  46. 46. Aluminium Casting Alloys Tungsten-insert-gas welding (TIG welding) In TIG welding, an inert-gas shielded arc welding process, an arc burns con- tinuously between a non-consumable electrode made of a tungsten alloy and the casting. Alternating current is nor- mally used when welding aluminium. The welding filler is fed in separately from outside either by hand or mechanically. The process is carried out under an in- ert gas in order to protect the melt area from the hazardous influences of the oxygen contained in air and moisture. Argon and/or helium, both inert gases, are used as shielding gases. Welding is usually carried out with alternating cur- rent and argon which is cheaper. This is primarily a manual welding process but there is a possibility to work with a full degree of mechanisation. In TIG weld- ing, the power source and the burner are both water-cooled. By using alternating current, the tenacious and high-melting oxide layer is broken open during weld- ing, similar to the MIG process. Weld- ing normal diameter material with direct current and a reverse-polarity tungsten electrode would lead to destruction due to electric overload. The electrode diam- eter, however, can not be increased since the current density required for welding is no longer sufficient. In one process variant, which has an electrode with negative polarity as in the welding of steel, welding is carried out using direct current under a helium shield. Compared with argon, helium displays better thermal conductivity so that less current is required to break open the ox- ide layer. Consequently, the electrode is not overloaded. In TIG welding, there are also process variants which work with the pulsed-current technique. With regard to freedom from porosity, the cleanest seams can be achieved using TIG welding. One disadvantage of the TIG welding process, however, is the high local energy input. This leads to considerable softening of the zone adjacent to the weld which is also the case with MIG welding. TIG welding, for example, is an excellent process for the repair of small casting defects. Com- pared with the MIG process, however, TIG welding operates at lower speeds. Other thermal joining processes The group of so-called “pressure welding processes” also includes friction stear welding (FSW) which is frequently used for welding aluminium castings. Since this welding process works without any filler material, it is possible to join materials together which are not fusion-weldable since they would form brittle inter-metallic phases. By means of friction welding, aluminium and steel, for example, can be joined together. The principle behind the process is to heat the workpieces up to a pasty condition followed by subjecting them to strong compression. A weld upset is thus de- veloped and, if necessary, subsequently machined. The heating is done by rotat- ing one or both parts and finally press- ing them against each other until they stop moving. It even allows workpieces of circular and square cross-sections to be joined together.

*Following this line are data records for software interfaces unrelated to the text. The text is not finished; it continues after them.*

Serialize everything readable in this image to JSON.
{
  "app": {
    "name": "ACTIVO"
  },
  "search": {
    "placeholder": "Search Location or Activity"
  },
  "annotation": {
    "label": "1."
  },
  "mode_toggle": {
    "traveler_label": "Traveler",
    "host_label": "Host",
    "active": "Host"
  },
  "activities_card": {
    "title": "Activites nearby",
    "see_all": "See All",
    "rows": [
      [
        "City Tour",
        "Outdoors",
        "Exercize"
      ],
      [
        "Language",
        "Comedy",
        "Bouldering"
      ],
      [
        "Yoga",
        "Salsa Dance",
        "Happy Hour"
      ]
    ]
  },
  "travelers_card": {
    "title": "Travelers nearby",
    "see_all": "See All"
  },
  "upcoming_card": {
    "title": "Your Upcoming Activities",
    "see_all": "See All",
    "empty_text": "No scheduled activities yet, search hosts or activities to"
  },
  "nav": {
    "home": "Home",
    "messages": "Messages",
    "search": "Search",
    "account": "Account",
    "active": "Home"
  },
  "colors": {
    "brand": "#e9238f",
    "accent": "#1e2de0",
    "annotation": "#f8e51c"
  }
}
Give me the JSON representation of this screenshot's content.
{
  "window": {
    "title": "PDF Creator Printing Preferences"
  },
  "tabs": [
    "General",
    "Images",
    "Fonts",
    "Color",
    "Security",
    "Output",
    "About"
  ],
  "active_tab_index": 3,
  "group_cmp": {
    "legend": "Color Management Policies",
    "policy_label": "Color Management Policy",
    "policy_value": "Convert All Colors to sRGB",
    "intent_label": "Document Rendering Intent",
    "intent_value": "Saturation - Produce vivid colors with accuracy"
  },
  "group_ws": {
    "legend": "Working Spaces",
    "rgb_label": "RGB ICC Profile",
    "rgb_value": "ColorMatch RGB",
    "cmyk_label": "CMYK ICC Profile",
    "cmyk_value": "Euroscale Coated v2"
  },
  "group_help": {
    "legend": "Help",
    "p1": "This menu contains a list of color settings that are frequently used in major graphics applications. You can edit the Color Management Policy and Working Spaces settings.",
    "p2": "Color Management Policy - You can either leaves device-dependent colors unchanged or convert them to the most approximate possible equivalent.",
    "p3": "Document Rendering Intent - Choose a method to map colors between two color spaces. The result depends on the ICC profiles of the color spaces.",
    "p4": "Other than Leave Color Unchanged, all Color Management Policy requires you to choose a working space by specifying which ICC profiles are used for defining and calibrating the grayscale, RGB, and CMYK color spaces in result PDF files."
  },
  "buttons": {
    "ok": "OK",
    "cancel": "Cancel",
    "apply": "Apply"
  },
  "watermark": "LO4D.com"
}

As a result of the rotary movement and in order to keep the compression load from increasing too much, a certain cross- sectional area may not be exceeded. Another welding process is represented by electron beam welding. Particular in- terest is being shown in this process at the moment for the welding of aluminium pressure die castings. 46